What to produce
Please work out how many lines of this material include "properties", and answer with that number by itself.

Extracted information
- Opening Delimiter -

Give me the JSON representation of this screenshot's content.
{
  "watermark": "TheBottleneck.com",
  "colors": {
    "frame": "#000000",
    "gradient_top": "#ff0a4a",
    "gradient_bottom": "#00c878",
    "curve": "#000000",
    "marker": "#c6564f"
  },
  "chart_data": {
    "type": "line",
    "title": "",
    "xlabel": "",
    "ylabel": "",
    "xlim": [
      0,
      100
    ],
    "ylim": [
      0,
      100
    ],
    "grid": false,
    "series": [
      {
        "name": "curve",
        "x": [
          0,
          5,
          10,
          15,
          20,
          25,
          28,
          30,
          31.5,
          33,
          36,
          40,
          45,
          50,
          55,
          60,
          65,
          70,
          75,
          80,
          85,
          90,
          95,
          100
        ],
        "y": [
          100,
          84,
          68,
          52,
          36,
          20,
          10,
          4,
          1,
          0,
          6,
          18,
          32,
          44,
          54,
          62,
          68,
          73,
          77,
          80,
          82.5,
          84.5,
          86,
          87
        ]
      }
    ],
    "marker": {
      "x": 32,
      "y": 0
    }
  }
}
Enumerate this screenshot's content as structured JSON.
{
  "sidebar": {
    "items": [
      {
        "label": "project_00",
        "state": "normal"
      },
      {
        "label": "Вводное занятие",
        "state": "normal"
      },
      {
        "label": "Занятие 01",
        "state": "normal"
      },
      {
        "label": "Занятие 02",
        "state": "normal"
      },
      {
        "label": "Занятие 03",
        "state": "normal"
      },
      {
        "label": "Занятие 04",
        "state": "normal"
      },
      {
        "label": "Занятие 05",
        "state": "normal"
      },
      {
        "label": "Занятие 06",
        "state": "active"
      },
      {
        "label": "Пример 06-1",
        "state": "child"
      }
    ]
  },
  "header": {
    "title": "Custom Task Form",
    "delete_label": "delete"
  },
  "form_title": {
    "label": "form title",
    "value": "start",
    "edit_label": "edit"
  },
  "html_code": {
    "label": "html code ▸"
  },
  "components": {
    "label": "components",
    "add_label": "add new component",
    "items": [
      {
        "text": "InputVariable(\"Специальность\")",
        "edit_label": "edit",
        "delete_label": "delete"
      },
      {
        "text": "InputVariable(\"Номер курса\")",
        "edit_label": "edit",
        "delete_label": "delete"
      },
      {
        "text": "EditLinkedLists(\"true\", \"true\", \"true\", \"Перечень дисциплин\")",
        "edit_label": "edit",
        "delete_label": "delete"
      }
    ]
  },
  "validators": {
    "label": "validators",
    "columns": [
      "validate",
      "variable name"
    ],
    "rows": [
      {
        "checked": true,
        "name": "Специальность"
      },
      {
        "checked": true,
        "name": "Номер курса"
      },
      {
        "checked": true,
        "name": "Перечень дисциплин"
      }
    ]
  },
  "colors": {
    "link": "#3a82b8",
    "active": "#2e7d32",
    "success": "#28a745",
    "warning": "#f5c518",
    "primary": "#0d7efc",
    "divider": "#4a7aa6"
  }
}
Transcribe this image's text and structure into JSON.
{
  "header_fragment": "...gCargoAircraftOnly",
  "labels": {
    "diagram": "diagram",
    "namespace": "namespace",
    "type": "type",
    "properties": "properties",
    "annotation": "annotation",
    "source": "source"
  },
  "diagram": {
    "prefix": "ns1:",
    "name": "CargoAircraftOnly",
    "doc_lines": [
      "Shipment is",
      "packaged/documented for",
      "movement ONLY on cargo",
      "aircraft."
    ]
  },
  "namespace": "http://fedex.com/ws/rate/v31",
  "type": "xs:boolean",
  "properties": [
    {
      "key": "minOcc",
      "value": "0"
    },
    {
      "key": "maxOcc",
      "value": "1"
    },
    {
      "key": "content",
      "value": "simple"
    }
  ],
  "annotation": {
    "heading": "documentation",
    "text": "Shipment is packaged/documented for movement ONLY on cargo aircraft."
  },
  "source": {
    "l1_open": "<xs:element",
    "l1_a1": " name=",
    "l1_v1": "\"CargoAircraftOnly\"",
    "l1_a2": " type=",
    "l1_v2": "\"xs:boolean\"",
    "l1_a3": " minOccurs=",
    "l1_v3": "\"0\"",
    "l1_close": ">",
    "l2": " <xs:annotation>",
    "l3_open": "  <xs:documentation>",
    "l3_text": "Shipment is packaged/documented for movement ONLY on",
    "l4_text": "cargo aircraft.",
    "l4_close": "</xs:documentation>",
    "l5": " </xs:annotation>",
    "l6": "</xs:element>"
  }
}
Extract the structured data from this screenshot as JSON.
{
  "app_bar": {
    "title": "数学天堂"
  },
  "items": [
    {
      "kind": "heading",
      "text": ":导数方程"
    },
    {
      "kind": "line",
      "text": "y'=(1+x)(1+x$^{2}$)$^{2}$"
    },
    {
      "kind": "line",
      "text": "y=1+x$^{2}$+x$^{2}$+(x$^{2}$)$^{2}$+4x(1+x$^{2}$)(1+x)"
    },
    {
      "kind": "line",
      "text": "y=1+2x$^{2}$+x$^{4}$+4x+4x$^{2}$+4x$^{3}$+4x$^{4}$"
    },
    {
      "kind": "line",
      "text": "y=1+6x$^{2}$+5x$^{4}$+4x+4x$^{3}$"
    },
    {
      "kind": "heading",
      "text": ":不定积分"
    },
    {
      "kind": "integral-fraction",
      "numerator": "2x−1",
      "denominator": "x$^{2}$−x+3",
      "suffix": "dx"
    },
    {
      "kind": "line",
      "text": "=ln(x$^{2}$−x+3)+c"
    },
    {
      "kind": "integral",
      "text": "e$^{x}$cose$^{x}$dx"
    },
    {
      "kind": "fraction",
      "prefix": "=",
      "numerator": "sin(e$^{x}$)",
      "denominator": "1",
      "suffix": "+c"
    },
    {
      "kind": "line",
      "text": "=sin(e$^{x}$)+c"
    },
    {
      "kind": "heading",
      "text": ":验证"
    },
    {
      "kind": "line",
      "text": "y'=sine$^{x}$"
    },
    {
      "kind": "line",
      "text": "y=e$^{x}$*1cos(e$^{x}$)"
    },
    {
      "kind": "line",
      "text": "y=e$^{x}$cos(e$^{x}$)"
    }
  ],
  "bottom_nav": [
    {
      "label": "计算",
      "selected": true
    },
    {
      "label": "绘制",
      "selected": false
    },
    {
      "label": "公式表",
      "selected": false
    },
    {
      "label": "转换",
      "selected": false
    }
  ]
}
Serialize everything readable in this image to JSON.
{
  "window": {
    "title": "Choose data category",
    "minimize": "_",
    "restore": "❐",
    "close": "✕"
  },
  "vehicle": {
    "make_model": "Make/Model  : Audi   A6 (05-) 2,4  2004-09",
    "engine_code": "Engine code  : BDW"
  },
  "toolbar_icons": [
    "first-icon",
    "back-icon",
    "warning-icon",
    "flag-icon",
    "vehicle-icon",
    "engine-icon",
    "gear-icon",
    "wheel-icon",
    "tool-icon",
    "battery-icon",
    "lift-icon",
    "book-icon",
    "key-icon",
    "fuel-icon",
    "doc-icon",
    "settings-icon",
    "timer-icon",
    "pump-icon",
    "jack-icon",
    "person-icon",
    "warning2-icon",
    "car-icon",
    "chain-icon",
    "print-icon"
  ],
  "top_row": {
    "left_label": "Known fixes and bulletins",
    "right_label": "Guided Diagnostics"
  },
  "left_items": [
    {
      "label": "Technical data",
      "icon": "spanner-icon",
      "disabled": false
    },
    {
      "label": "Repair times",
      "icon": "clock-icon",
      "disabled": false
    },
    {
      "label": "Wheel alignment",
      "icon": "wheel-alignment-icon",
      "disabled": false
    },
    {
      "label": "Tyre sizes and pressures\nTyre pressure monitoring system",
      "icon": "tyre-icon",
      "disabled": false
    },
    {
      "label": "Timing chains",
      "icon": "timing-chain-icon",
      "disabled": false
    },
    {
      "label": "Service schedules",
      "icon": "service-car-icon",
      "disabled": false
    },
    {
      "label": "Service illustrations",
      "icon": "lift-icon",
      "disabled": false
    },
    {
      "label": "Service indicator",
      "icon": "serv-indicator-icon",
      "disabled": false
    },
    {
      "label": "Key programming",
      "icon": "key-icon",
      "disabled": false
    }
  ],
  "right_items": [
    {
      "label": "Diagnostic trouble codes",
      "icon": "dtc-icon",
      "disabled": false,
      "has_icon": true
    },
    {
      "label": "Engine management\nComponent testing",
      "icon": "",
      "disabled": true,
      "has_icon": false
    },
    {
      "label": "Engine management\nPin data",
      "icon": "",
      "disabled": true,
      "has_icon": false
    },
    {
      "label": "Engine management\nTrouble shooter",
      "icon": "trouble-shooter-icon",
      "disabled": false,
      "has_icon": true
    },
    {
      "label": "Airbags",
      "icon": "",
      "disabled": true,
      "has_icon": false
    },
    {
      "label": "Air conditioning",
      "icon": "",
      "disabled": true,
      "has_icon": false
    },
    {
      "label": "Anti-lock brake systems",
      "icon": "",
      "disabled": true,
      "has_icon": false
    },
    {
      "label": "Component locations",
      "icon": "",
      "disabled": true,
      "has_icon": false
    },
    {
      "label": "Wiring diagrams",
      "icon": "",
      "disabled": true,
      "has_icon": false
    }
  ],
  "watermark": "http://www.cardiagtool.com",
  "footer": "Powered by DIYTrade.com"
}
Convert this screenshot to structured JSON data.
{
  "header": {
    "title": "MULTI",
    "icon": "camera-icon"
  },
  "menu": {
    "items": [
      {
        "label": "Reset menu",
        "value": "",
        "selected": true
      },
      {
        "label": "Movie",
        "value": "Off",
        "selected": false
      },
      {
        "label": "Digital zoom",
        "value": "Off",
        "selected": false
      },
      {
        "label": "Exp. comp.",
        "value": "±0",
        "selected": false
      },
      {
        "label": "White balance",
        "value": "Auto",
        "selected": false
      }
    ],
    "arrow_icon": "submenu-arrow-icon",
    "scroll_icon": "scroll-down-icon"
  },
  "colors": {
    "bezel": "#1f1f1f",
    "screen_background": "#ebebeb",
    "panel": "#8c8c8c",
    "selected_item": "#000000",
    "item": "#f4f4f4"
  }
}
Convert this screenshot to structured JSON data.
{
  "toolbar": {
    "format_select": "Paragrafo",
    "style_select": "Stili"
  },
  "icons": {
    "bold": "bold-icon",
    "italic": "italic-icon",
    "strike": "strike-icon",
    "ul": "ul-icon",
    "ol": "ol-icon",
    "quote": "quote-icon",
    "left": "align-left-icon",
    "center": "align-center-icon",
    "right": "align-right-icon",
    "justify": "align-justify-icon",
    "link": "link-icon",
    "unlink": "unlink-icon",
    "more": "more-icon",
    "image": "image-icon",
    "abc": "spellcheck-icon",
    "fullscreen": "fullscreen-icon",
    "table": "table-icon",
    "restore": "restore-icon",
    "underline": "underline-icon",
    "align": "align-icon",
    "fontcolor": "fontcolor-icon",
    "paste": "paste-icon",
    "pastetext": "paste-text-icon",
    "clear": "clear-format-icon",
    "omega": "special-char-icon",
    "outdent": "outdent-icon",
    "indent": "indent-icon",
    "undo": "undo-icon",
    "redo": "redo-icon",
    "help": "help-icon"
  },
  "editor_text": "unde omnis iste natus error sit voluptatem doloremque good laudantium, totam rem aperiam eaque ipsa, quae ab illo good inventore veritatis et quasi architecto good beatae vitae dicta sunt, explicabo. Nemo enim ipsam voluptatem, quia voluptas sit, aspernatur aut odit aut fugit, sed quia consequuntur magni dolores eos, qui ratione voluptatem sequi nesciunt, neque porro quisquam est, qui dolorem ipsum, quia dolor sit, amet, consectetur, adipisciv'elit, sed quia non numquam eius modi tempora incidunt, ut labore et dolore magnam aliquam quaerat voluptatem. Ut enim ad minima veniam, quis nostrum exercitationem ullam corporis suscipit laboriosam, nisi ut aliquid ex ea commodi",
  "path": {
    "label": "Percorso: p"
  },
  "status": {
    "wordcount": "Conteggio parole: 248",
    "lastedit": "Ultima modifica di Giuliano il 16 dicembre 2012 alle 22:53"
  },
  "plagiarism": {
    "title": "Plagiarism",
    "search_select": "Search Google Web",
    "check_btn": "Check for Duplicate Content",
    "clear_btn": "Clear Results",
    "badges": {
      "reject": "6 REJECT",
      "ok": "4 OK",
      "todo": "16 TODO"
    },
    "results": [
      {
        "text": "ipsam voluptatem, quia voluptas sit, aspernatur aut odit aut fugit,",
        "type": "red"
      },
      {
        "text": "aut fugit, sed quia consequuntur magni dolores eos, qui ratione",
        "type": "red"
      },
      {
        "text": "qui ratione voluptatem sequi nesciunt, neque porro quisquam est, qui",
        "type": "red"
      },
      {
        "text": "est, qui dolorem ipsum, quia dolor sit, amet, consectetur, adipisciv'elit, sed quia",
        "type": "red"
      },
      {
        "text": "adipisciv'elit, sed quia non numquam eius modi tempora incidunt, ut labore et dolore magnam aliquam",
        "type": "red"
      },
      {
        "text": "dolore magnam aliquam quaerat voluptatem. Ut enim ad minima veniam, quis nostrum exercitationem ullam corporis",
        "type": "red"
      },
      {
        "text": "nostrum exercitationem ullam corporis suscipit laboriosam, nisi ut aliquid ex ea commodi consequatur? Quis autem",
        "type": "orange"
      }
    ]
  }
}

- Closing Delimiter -

Exercise output
2